A two-month moratorium on parole last year compounded the prison overcrowding that is expected to force hundreds of Pennsylvania inmates to be boarded in other states, state Corrections Secretary Jeffrey Beard said Monday as he urged lawmakers to take steps to slow the growth of the prison population.At a hearing before a panel of the Senate Judiciary Committee, Beard advocated stepping up efforts to divert non-violent offenders into non-prison settings and reducing the number of parolees who are sent back to prison for minor "technical" violations.Sen. Stewart Greenleaf, R-Montgomery, the commitee chairman who presided over Monday's hearing, said it makes sense to reserve prisons for the most dangerous offenders, who need to be separated from society, and develop more construcive options for non-violent criminals."Being smart on crime is not soft on crime," said Greenleaf, a leading prison-reform advocate in the Legislature.Beard said the parole rate dropped in response to a pair of highly publicized shooting deaths of Philadelphia police officers in 2008 _ the first involving an inmate who escaped from a halfway house, the second involving a parolee who was subsequently shot and killed by police.The parole rate plummeted _ and the prison population soared _ after Gov. Ed Rendell imposed the statewide moratorium following the second shooting and the state parole board tightened its procedures for evaluating offenders' potential for committing violence after their release.The parole rate has rebounded since. Fifty-five percent of eligible inmates were paroled from July through September, said board spokeswoman Sherry Tate.But the prison population of more than 51,000 inmates exceeds its capacity by 1,800 _ instead of the flat growth the Corrections Department projected before the moratorium. Despite plans to add 8,000 beds by 2013, Beard said boarding inmates out of state is likely to continue in the long term unless changes are made."The fact is that we tend, as a society, to both overreact and look for someone to blame when these events occur. We also tend to revert to the 'get tough on crime' approach to criminals, and our initial response is the same for both violent offenders and less serious drug/property offenders," he said in prepared remarks."This approach often does not make for good public policy and can provide for unintended results," he said.Beard said nonviolent offenders, mostly those convicted of property and drug crimes, should be diverted to treatment programs and other prison alternatives whenever possible.
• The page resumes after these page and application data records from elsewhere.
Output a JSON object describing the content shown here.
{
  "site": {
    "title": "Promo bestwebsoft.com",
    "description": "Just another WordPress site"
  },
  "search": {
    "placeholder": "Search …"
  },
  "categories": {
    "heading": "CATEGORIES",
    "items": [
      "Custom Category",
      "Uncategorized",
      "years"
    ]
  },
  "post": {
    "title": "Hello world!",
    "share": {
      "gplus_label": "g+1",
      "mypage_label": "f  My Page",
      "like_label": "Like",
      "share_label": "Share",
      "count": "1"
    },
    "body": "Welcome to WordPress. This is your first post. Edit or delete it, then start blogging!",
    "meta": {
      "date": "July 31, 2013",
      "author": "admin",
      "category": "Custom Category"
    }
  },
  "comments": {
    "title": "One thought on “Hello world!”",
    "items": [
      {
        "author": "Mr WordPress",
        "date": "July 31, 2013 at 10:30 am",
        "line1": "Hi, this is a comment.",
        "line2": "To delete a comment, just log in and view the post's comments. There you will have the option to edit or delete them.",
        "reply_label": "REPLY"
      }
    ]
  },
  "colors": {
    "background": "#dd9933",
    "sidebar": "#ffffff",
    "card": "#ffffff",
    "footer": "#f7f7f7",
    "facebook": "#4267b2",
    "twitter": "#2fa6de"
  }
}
Such offenders account for 55 percent of the growth in recent prison admissions, compared with only 2 percent for violent offenders, he said.Beard and the American Civil Liberties Union of Pennsylvania also argued that parolees who commit "technical" violations should be punished by means other than being returned to prison."Re-incarceration is not the answer for missing an appointment," said the group's legislative director, Andy Hoover.The Corrections Department plans to board as many as 2,000 inmates outside of Pennsylvania starting early next year, said spokeswoman Sue McNaughton.It has reached out to six states _ Michigan, Virginia, Nevada, Kansas, Oklahoma and Minnesota _ as potential partners, but no decisions have been made, she said.
/ Source: PhillyBurbs.com